====== Entries provided
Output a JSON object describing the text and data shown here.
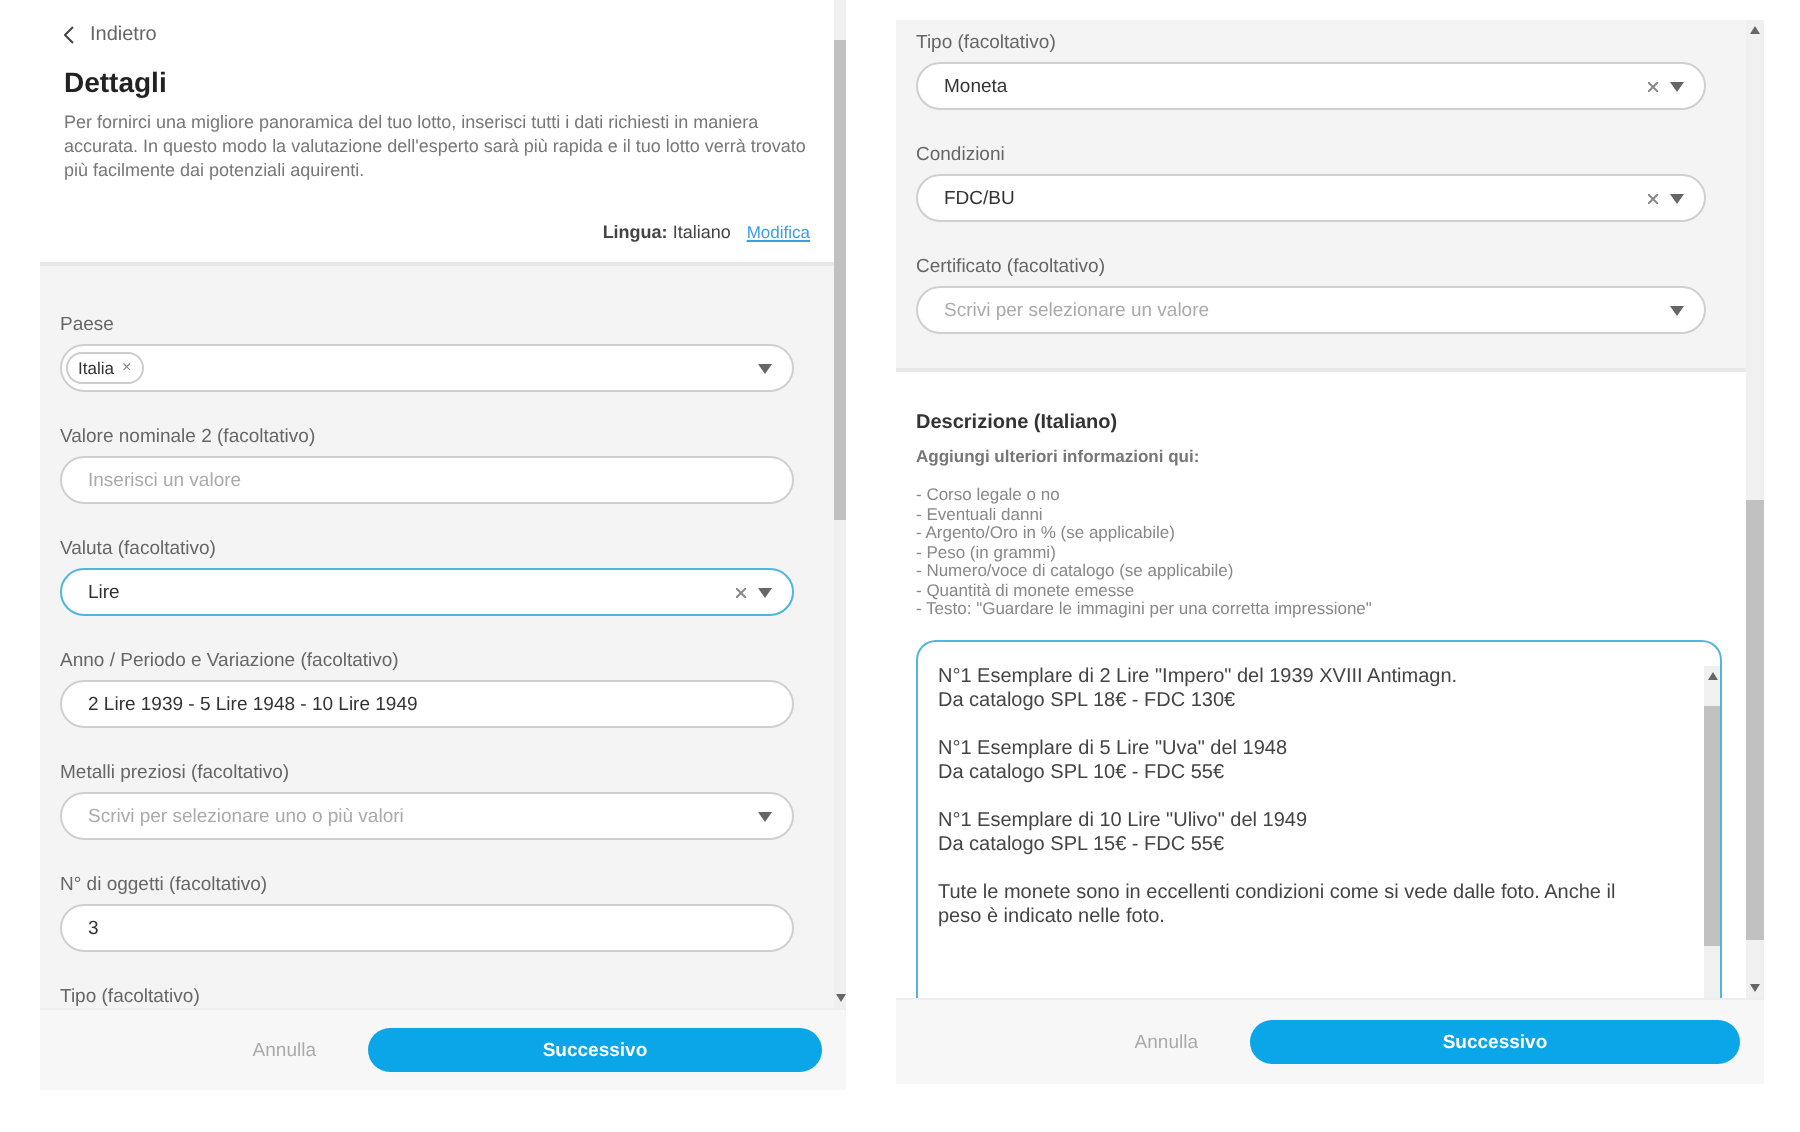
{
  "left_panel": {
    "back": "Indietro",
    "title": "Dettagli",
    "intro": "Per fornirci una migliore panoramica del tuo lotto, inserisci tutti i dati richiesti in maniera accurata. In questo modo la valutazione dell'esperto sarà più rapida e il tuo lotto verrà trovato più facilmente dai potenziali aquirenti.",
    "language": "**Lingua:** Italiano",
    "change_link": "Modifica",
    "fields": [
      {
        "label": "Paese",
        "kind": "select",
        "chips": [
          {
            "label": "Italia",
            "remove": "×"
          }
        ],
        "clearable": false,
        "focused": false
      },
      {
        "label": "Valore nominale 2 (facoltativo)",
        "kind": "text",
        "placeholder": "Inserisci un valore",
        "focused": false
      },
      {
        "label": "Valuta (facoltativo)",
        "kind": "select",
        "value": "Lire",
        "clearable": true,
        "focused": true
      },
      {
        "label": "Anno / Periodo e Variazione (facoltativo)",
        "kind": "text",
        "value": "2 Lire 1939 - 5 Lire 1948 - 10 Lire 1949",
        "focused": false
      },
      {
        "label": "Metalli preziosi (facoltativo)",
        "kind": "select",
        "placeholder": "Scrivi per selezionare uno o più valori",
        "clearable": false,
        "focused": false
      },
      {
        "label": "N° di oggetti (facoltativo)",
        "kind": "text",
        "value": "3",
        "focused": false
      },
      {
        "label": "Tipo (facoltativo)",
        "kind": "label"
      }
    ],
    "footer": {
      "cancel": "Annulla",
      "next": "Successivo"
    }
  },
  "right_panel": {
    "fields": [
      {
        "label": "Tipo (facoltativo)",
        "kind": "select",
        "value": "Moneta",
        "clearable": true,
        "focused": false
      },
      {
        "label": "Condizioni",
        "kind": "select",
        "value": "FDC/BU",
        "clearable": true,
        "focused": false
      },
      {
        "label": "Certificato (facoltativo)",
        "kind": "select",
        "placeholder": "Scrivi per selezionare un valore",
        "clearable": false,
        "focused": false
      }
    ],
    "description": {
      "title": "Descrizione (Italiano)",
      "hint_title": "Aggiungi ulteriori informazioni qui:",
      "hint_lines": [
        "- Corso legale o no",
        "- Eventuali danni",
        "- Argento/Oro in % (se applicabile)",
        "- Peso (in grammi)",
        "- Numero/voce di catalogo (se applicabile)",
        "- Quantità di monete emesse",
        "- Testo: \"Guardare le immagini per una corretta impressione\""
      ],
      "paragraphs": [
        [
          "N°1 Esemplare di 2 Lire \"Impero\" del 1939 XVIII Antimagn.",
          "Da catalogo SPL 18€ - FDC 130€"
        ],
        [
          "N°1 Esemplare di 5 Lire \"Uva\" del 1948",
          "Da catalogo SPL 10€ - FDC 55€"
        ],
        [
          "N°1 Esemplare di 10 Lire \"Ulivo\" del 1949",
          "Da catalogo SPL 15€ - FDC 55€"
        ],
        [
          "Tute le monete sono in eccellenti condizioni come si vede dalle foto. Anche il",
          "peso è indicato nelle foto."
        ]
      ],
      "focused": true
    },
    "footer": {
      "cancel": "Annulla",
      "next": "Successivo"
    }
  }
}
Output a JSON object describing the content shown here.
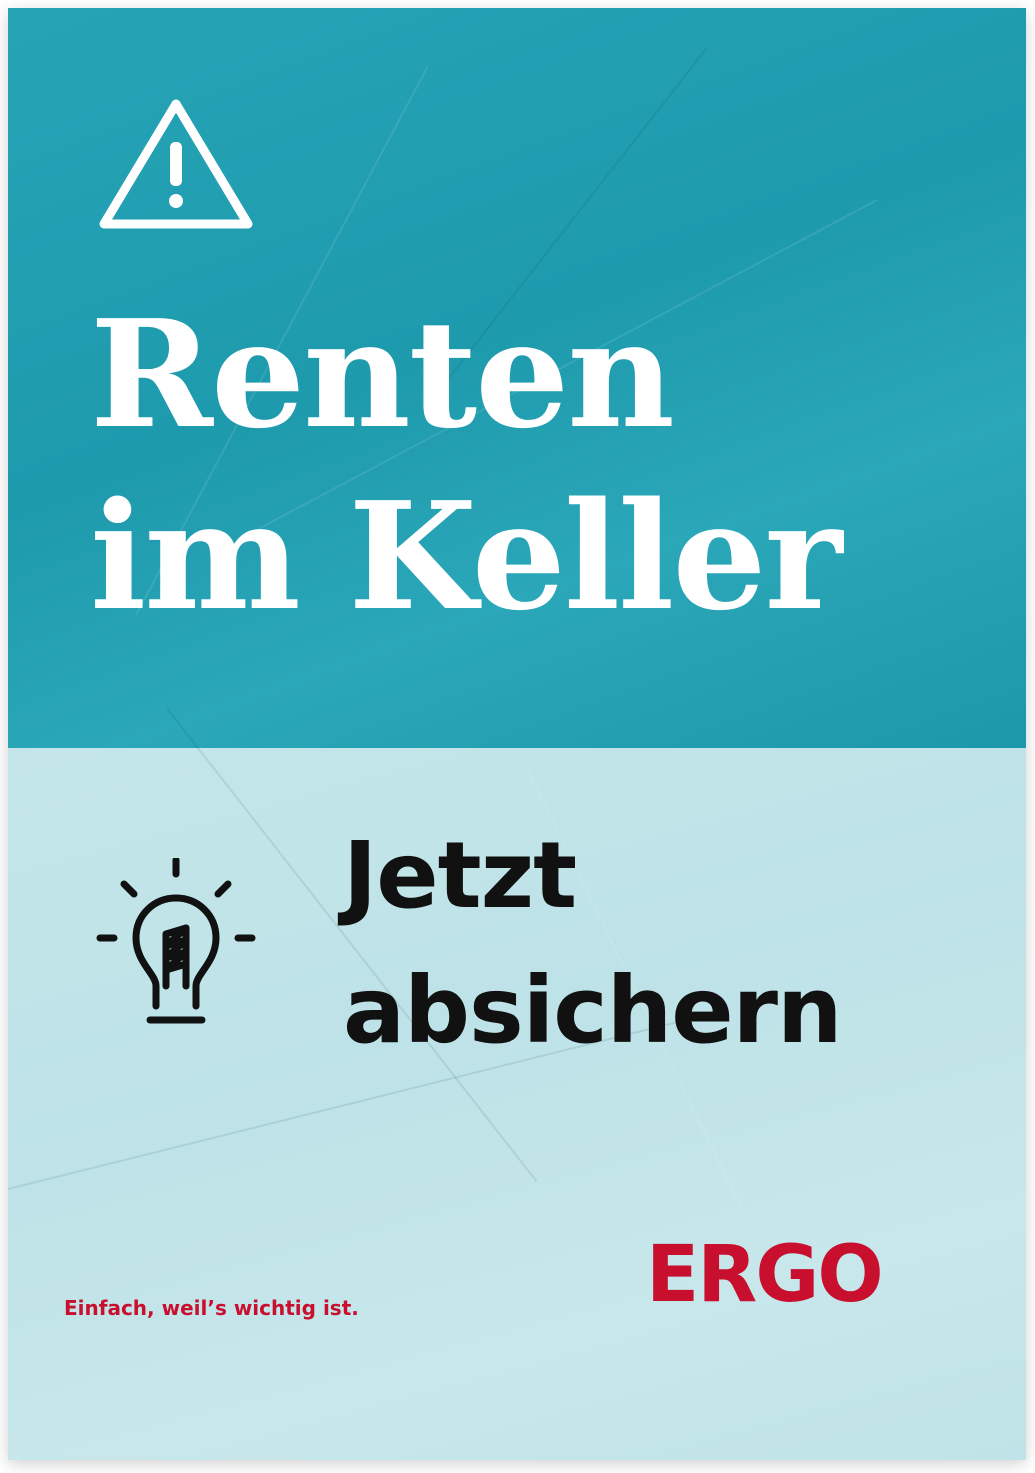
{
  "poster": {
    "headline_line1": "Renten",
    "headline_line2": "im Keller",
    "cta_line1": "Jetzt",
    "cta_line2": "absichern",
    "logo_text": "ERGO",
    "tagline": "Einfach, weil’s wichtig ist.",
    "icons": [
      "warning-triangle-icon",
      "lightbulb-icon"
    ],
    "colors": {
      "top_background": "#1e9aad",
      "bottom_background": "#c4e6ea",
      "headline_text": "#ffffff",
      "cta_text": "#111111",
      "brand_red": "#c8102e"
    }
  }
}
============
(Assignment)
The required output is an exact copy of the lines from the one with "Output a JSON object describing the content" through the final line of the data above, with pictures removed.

(Answer for the task)
Output a JSON object describing the content shown here.
{
  "poster": {
    "headline_line1": "Renten",
    "headline_line2": "im Keller",
    "cta_line1": "Jetzt",
    "cta_line2": "absichern",
    "logo_text": "ERGO",
    "tagline": "Einfach, weil’s wichtig ist.",
    "icons": [
      "warning-triangle-icon",
      "lightbulb-icon"
    ],
    "colors": {
      "top_background": "#1e9aad",
      "bottom_background": "#c4e6ea",
      "headline_text": "#ffffff",
      "cta_text": "#111111",
      "brand_red": "#c8102e"
    }
  }
}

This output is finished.